----- Data excerpts

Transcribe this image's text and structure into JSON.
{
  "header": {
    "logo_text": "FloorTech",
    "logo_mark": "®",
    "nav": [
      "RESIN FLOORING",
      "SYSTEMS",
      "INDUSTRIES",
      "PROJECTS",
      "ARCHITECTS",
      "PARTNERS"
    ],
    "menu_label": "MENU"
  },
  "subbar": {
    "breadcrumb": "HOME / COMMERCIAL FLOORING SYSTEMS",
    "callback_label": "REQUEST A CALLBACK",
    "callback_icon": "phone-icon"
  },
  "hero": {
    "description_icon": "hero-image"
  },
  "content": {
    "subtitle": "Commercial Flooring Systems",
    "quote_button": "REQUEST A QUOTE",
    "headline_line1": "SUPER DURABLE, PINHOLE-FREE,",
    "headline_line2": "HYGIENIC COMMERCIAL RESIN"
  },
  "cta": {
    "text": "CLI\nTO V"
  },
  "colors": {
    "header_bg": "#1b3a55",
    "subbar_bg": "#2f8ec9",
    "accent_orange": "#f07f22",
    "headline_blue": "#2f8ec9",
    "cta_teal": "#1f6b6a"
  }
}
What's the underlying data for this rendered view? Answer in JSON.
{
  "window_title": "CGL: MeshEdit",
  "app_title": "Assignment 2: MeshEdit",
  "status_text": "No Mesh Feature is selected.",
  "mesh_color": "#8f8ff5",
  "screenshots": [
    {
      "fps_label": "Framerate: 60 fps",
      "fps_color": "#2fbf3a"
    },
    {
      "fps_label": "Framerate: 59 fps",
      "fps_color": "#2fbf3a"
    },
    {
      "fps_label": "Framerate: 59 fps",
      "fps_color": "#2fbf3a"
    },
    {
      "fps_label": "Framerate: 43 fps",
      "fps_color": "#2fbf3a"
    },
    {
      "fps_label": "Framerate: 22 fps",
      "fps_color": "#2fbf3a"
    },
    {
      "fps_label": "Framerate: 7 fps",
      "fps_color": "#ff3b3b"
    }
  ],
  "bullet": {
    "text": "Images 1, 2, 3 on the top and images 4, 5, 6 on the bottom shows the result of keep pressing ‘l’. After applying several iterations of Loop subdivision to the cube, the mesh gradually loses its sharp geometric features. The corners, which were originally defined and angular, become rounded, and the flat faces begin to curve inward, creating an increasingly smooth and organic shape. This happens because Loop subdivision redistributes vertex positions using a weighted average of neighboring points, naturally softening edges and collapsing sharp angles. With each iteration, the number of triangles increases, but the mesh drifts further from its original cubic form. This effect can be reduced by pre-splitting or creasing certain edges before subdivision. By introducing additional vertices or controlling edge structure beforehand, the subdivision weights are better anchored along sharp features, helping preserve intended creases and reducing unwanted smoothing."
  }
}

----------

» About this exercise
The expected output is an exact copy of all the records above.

» Exercise solution
Transcribe this image's text and structure into JSON.
{
  "header": {
    "logo_text": "FloorTech",
    "logo_mark": "®",
    "nav": [
      "RESIN FLOORING",
      "SYSTEMS",
      "INDUSTRIES",
      "PROJECTS",
      "ARCHITECTS",
      "PARTNERS"
    ],
    "menu_label": "MENU"
  },
  "subbar": {
    "breadcrumb": "HOME / COMMERCIAL FLOORING SYSTEMS",
    "callback_label": "REQUEST A CALLBACK",
    "callback_icon": "phone-icon"
  },
  "hero": {
    "description_icon": "hero-image"
  },
  "content": {
    "subtitle": "Commercial Flooring Systems",
    "quote_button": "REQUEST A QUOTE",
    "headline_line1": "SUPER DURABLE, PINHOLE-FREE,",
    "headline_line2": "HYGIENIC COMMERCIAL RESIN"
  },
  "cta": {
    "text": "CLI\nTO V"
  },
  "colors": {
    "header_bg": "#1b3a55",
    "subbar_bg": "#2f8ec9",
    "accent_orange": "#f07f22",
    "headline_blue": "#2f8ec9",
    "cta_teal": "#1f6b6a"
  }
}
What's the underlying data for this rendered view? Answer in JSON.
{
  "window_title": "CGL: MeshEdit",
  "app_title": "Assignment 2: MeshEdit",
  "status_text": "No Mesh Feature is selected.",
  "mesh_color": "#8f8ff5",
  "screenshots": [
    {
      "fps_label": "Framerate: 60 fps",
      "fps_color": "#2fbf3a"
    },
    {
      "fps_label": "Framerate: 59 fps",
      "fps_color": "#2fbf3a"
    },
    {
      "fps_label": "Framerate: 59 fps",
      "fps_color": "#2fbf3a"
    },
    {
      "fps_label": "Framerate: 43 fps",
      "fps_color": "#2fbf3a"
    },
    {
      "fps_label": "Framerate: 22 fps",
      "fps_color": "#2fbf3a"
    },
    {
      "fps_label": "Framerate: 7 fps",
      "fps_color": "#ff3b3b"
    }
  ],
  "bullet": {
    "text": "Images 1, 2, 3 on the top and images 4, 5, 6 on the bottom shows the result of keep pressing ‘l’. After applying several iterations of Loop subdivision to the cube, the mesh gradually loses its sharp geometric features. The corners, which were originally defined and angular, become rounded, and the flat faces begin to curve inward, creating an increasingly smooth and organic shape. This happens because Loop subdivision redistributes vertex positions using a weighted average of neighboring points, naturally softening edges and collapsing sharp angles. With each iteration, the number of triangles increases, but the mesh drifts further from its original cubic form. This effect can be reduced by pre-splitting or creasing certain edges before subdivision. By introducing additional vertices or controlling edge structure beforehand, the subdivision weights are better anchored along sharp features, helping preserve intended creases and reducing unwanted smoothing."
  }
}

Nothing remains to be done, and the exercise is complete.